The developmental state is not merely about intervention by the state - all states intervene - but about the scope and quality of any particular intervention in the economy, Deputy Minister of Finance Dr David Masondo said on Sunday.
"A developmental state is not a welfare state. The task of a developmental state is to assist under-developed countries to catch up on industrialisation in terms of manufacturing and the composition of its gross domestic product (GDP)," he said as part of the Umrabulo Dialogue series of the OR Tambo School of Leadership.
"The aim is for a country to be relatively self sufficient in terms of consumer goods and GDP composition and not to be dominated by primary production like mining and agriculture."
He said it is not about a debate on whether capitalism is bad or not, but about saying a government can decide to assist business with subsidies, for example, but then at the same time providing directions on where it would want the private sector to invest in order to make use of such protection mechanisms.
"The state is, therefore, not just intervening in general. You intervene and say 'business, I want to have a say where and how you invest and how much you invest'. If the state and business agree, then the state will provide support in terms of protection and state support," he said.
"On the other hand, if this process is not carefully monitored, it can lead to a process which is easily raided by rent seeking agencies. Then the state ends up protecting the inefficiencies of business."
He pointed out that the state must ensure that it has coherent policies in this regard and ensure it has politicians who are not "captured", while at the same time having the capacity to "discipline" business if need be in the process of achieving the goals set out in a policy.
"Under capitalism, business has an inherent power over the state. That makes investor confidence very important. Business must be confident that what the state is doing will enable them to have returns," said Masondo.
"At the same time, the state can still act developmentally, but it cannot act with absolute autonomy and do as it pleases."
It is also important, in his view, that in a developmental state people can ask questions and that the working class has the strength to make certain demands.

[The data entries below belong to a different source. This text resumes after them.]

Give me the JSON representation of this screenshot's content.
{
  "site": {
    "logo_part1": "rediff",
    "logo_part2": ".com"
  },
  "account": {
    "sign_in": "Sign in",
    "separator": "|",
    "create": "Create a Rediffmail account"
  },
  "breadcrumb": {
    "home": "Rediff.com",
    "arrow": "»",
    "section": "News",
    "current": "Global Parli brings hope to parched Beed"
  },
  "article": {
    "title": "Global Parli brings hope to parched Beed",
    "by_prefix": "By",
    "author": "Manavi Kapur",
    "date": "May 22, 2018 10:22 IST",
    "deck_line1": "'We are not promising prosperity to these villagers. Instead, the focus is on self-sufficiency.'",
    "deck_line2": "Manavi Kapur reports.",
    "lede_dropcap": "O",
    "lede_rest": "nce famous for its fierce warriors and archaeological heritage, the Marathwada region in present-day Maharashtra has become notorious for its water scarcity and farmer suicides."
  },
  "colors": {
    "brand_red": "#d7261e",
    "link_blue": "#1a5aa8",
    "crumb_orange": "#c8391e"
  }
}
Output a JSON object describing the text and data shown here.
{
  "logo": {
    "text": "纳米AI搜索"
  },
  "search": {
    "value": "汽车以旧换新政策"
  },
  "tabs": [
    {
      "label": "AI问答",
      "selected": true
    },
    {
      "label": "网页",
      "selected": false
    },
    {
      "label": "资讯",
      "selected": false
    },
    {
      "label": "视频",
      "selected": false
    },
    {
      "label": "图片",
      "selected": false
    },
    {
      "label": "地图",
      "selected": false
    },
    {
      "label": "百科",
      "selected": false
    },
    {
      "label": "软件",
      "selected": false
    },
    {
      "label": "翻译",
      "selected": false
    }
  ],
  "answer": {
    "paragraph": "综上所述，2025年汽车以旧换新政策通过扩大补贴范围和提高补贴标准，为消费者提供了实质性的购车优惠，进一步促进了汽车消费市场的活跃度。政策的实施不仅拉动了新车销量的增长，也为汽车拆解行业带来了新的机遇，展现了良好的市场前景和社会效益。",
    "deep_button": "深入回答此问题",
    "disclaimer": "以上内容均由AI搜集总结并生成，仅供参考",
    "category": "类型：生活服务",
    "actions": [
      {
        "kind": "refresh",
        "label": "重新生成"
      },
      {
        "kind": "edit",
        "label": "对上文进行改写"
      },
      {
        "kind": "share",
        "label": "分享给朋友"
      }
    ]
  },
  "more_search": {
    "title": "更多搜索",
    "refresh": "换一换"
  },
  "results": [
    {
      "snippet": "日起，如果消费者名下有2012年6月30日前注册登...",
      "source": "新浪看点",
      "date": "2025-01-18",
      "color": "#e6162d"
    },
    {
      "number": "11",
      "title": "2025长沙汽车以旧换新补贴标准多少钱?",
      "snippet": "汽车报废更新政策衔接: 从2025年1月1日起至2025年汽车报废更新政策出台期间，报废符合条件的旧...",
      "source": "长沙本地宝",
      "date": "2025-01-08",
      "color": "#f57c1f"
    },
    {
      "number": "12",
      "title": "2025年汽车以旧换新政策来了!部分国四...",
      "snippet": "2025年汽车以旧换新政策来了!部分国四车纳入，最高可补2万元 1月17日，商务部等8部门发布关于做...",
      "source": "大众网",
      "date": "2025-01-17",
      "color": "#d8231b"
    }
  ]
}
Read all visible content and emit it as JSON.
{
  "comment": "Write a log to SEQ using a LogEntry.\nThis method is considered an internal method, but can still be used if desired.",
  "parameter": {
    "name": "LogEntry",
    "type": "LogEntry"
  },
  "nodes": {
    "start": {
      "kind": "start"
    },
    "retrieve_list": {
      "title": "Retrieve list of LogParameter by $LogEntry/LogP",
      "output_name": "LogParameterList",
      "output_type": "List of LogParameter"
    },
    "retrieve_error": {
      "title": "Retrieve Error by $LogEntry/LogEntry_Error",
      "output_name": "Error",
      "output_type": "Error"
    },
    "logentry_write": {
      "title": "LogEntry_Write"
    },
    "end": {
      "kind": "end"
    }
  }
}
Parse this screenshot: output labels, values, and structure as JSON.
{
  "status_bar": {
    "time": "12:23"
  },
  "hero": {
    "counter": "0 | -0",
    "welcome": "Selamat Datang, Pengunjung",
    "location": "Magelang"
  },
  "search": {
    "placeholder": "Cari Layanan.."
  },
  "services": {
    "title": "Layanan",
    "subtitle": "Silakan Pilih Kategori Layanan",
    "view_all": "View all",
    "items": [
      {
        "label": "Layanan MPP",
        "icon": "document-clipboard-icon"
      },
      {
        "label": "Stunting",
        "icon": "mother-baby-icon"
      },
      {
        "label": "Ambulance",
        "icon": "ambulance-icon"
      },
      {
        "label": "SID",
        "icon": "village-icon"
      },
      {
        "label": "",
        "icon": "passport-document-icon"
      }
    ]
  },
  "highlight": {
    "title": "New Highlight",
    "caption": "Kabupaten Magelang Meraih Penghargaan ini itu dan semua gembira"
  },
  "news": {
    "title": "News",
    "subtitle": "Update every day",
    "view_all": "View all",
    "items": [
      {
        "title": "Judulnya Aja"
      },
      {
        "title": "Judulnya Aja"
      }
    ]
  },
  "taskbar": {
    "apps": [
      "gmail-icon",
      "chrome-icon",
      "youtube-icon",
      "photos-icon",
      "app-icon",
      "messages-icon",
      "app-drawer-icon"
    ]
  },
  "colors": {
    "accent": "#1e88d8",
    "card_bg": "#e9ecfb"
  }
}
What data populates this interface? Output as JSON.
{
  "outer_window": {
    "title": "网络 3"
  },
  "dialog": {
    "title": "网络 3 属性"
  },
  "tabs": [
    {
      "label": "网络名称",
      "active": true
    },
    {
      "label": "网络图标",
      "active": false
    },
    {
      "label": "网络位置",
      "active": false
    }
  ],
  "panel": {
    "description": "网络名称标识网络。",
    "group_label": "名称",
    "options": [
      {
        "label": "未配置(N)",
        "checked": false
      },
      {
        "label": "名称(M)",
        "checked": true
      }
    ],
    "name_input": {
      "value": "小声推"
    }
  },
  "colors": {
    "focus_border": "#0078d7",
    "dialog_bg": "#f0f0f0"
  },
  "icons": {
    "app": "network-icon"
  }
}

"So, both business and labour must be interested enough in the developmental state," he said before his Zoom presentation was hacked and had to be terminated.